• Exercise brief:
Everything in the records except the pictures should come back exactly as written.

• Materials provided:
________

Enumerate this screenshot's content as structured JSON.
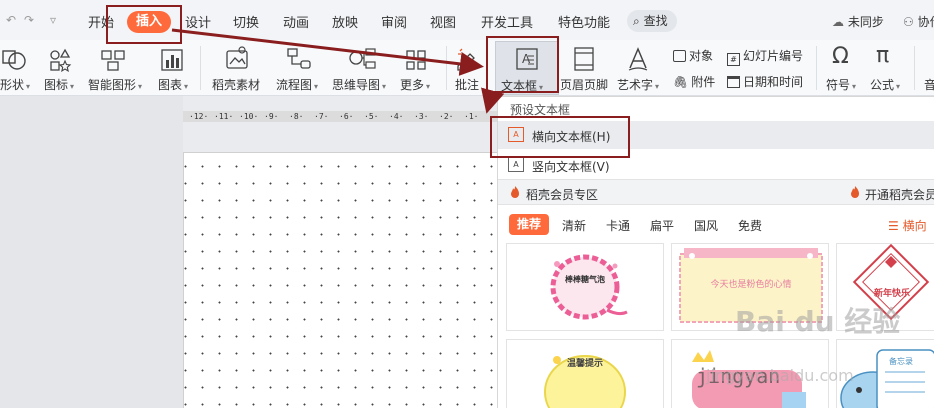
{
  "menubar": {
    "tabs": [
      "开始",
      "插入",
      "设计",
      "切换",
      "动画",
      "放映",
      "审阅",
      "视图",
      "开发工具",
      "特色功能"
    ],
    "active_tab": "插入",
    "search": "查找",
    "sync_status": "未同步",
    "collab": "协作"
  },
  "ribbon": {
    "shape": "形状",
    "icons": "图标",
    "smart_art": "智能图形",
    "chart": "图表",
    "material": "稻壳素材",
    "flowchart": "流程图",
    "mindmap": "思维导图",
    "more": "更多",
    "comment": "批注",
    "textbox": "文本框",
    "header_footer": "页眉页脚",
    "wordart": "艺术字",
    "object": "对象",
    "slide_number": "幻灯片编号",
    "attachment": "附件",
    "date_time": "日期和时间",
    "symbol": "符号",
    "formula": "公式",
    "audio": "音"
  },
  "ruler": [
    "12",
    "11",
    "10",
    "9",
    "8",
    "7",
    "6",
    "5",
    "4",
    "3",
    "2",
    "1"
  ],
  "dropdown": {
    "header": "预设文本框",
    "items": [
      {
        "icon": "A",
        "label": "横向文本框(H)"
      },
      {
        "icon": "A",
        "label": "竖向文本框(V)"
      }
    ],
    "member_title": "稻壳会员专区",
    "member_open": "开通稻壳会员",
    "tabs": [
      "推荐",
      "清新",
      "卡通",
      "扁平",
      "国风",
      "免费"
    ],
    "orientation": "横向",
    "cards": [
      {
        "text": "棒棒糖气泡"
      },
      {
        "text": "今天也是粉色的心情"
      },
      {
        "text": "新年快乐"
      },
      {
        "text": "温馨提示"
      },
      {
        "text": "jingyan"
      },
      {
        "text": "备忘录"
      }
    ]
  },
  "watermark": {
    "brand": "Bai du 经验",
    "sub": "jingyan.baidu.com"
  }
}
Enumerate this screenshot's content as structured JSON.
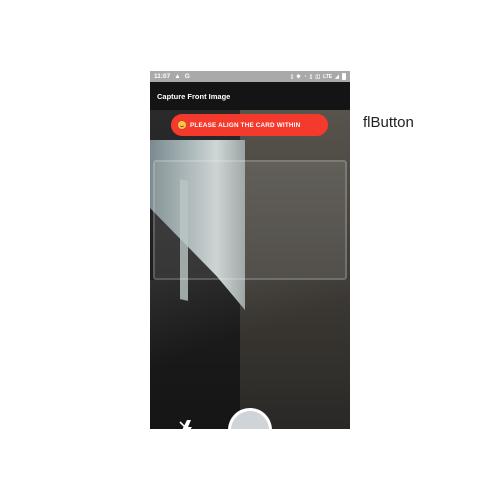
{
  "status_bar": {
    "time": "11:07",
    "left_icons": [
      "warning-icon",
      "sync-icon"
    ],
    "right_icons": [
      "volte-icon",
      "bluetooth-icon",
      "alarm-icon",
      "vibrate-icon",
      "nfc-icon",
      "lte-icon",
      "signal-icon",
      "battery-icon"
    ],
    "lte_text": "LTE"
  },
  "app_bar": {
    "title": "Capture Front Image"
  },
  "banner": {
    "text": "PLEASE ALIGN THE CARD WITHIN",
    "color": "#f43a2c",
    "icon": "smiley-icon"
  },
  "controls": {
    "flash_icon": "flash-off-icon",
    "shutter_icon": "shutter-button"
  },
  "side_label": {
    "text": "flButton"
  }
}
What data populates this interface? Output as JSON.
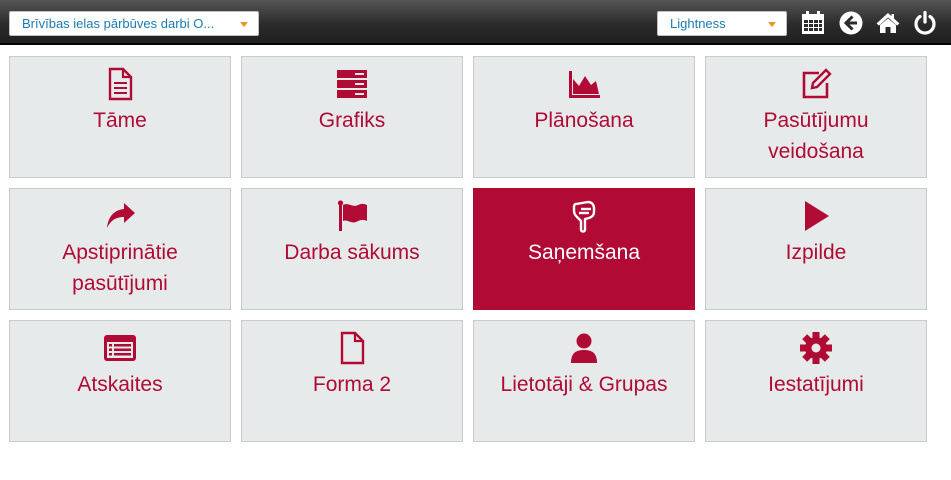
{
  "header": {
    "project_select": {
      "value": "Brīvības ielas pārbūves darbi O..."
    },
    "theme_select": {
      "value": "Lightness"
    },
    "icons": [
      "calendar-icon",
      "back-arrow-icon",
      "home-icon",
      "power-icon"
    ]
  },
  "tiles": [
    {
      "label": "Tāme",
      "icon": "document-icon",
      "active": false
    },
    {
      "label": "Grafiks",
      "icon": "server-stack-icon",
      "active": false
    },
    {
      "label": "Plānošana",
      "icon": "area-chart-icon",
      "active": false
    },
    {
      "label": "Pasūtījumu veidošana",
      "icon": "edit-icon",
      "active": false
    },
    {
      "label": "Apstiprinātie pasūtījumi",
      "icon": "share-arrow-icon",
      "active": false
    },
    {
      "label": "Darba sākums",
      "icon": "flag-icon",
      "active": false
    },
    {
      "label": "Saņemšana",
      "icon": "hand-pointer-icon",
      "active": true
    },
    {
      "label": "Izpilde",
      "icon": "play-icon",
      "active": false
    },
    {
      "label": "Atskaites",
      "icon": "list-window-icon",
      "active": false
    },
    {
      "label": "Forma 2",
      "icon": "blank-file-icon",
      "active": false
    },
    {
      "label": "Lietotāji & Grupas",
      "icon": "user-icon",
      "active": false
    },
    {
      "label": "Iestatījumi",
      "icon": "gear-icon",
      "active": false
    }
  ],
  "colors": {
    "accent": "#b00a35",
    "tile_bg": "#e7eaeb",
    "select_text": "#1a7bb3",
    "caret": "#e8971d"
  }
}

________

• Solution for this problem:
Enumerate this screenshot's content as structured JSON.
{
  "menubar": {
    "tabs": [
      "开始",
      "插入",
      "设计",
      "切换",
      "动画",
      "放映",
      "审阅",
      "视图",
      "开发工具",
      "特色功能"
    ],
    "active_tab": "插入",
    "search": "查找",
    "sync_status": "未同步",
    "collab": "协作"
  },
  "ribbon": {
    "shape": "形状",
    "icons": "图标",
    "smart_art": "智能图形",
    "chart": "图表",
    "material": "稻壳素材",
    "flowchart": "流程图",
    "mindmap": "思维导图",
    "more": "更多",
    "comment": "批注",
    "textbox": "文本框",
    "header_footer": "页眉页脚",
    "wordart": "艺术字",
    "object": "对象",
    "slide_number": "幻灯片编号",
    "attachment": "附件",
    "date_time": "日期和时间",
    "symbol": "符号",
    "formula": "公式",
    "audio": "音"
  },
  "ruler": [
    "12",
    "11",
    "10",
    "9",
    "8",
    "7",
    "6",
    "5",
    "4",
    "3",
    "2",
    "1"
  ],
  "dropdown": {
    "header": "预设文本框",
    "items": [
      {
        "icon": "A",
        "label": "横向文本框(H)"
      },
      {
        "icon": "A",
        "label": "竖向文本框(V)"
      }
    ],
    "member_title": "稻壳会员专区",
    "member_open": "开通稻壳会员",
    "tabs": [
      "推荐",
      "清新",
      "卡通",
      "扁平",
      "国风",
      "免费"
    ],
    "orientation": "横向",
    "cards": [
      {
        "text": "棒棒糖气泡"
      },
      {
        "text": "今天也是粉色的心情"
      },
      {
        "text": "新年快乐"
      },
      {
        "text": "温馨提示"
      },
      {
        "text": "jingyan"
      },
      {
        "text": "备忘录"
      }
    ]
  },
  "watermark": {
    "brand": "Bai du 经验",
    "sub": "jingyan.baidu.com"
  }
}
Enumerate this screenshot's content as structured JSON.
{
  "status_bar": {
    "time": "11:07",
    "left_icons": [
      "warning-icon",
      "sync-icon"
    ],
    "right_icons": [
      "volte-icon",
      "bluetooth-icon",
      "alarm-icon",
      "vibrate-icon",
      "nfc-icon",
      "lte-icon",
      "signal-icon",
      "battery-icon"
    ],
    "lte_text": "LTE"
  },
  "app_bar": {
    "title": "Capture Front Image"
  },
  "banner": {
    "text": "PLEASE ALIGN THE CARD WITHIN",
    "color": "#f43a2c",
    "icon": "smiley-icon"
  },
  "controls": {
    "flash_icon": "flash-off-icon",
    "shutter_icon": "shutter-button"
  },
  "side_label": {
    "text": "flButton"
  }
}
What data populates this interface? Output as JSON.
{
  "header": {
    "project_select": {
      "value": "Brīvības ielas pārbūves darbi O..."
    },
    "theme_select": {
      "value": "Lightness"
    },
    "icons": [
      "calendar-icon",
      "back-arrow-icon",
      "home-icon",
      "power-icon"
    ]
  },
  "tiles": [
    {
      "label": "Tāme",
      "icon": "document-icon",
      "active": false
    },
    {
      "label": "Grafiks",
      "icon": "server-stack-icon",
      "active": false
    },
    {
      "label": "Plānošana",
      "icon": "area-chart-icon",
      "active": false
    },
    {
      "label": "Pasūtījumu veidošana",
      "icon": "edit-icon",
      "active": false
    },
    {
      "label": "Apstiprinātie pasūtījumi",
      "icon": "share-arrow-icon",
      "active": false
    },
    {
      "label": "Darba sākums",
      "icon": "flag-icon",
      "active": false
    },
    {
      "label": "Saņemšana",
      "icon": "hand-pointer-icon",
      "active": true
    },
    {
      "label": "Izpilde",
      "icon": "play-icon",
      "active": false
    },
    {
      "label": "Atskaites",
      "icon": "list-window-icon",
      "active": false
    },
    {
      "label": "Forma 2",
      "icon": "blank-file-icon",
      "active": false
    },
    {
      "label": "Lietotāji & Grupas",
      "icon": "user-icon",
      "active": false
    },
    {
      "label": "Iestatījumi",
      "icon": "gear-icon",
      "active": false
    }
  ],
  "colors": {
    "accent": "#b00a35",
    "tile_bg": "#e7eaeb",
    "select_text": "#1a7bb3",
    "caret": "#e8971d"
  }
}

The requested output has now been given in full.